Law firm mergers are a regular occurrence in today’s American legal landscape.  Large or small, they happen because law firms and their leaders see merger has meeting a perceived need.  Whether seeking greater market share, pursuing untapped lucrative markets, responding to a demographic challenge, or fixing inadequate succession preparations, a merger can represent the right

In the case of many law firms competing in today’s legal environment, growth is important.  Some growth is done quietly while other expansion is discussed widely.  Growth in the form of law firm merger gets everyone’s attention-indeed announcements about law firms joining together in merger seem to be made weekly.

For every merger announced there

For many law firms client expectations, increased competition (from traditional and non-traditional sources) and unreliable demand present formidable challenges. These challenges can be compounded as a firm’s senior lawyers age and succession gets added to a firm’s “to do” list.

Some firms have responded to these issues by growing through lateral hiring or merger


Often the conversation goes like this – “Hey Roger, we received a call from the firm of Smith and Jones. They are a pretty successful firm based in Timbuktu and they are interested in expanding here. They think we would be a perfect fit. Can your firm help us look at this opportunity?

We have discussed the substantial challenges associated with law firm mergers and their woeful success rate in previous posts. But a frequently overlooked piece of a successful merger — an element that warrants serious attention — is a comprehensive integration plan.

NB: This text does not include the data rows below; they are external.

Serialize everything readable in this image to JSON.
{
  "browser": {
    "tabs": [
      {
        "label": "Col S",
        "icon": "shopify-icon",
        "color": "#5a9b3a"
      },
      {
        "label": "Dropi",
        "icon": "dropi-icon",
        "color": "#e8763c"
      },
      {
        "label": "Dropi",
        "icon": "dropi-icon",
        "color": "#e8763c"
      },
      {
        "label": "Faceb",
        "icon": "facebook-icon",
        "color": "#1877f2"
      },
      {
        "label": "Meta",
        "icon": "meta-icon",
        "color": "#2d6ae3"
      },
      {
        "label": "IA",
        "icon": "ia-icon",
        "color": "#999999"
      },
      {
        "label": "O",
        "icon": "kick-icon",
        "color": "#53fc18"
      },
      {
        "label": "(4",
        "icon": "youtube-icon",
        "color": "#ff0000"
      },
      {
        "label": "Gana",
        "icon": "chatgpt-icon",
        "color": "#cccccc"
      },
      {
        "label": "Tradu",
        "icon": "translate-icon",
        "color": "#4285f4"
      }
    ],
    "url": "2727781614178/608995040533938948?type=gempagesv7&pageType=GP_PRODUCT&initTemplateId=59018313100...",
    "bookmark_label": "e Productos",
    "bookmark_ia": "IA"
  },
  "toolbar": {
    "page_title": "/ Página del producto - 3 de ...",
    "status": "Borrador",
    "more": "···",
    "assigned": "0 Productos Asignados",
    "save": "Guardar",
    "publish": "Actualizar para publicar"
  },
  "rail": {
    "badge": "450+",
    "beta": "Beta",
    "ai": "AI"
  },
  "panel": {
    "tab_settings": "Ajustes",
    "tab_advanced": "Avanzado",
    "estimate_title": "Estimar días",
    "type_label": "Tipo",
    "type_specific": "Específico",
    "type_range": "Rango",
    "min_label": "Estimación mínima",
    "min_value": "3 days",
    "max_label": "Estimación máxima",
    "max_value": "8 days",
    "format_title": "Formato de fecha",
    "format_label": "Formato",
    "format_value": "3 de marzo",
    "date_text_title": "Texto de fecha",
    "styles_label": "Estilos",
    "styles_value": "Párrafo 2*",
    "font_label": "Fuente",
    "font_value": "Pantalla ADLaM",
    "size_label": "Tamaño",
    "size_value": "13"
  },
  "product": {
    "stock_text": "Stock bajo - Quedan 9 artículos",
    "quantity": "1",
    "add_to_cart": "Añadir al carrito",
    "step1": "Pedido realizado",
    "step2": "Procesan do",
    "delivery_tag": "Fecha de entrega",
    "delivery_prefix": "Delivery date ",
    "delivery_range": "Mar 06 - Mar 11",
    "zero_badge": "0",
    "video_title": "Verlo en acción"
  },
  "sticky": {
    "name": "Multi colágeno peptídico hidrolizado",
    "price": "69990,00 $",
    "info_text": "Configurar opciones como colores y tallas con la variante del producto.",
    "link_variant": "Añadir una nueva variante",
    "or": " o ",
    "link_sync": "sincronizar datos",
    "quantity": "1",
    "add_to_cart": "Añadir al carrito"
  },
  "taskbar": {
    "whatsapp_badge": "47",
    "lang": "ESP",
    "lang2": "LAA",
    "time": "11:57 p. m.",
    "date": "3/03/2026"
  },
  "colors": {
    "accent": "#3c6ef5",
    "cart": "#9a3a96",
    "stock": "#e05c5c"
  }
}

Combining two groups of people, their clients, processes and systems is a daunting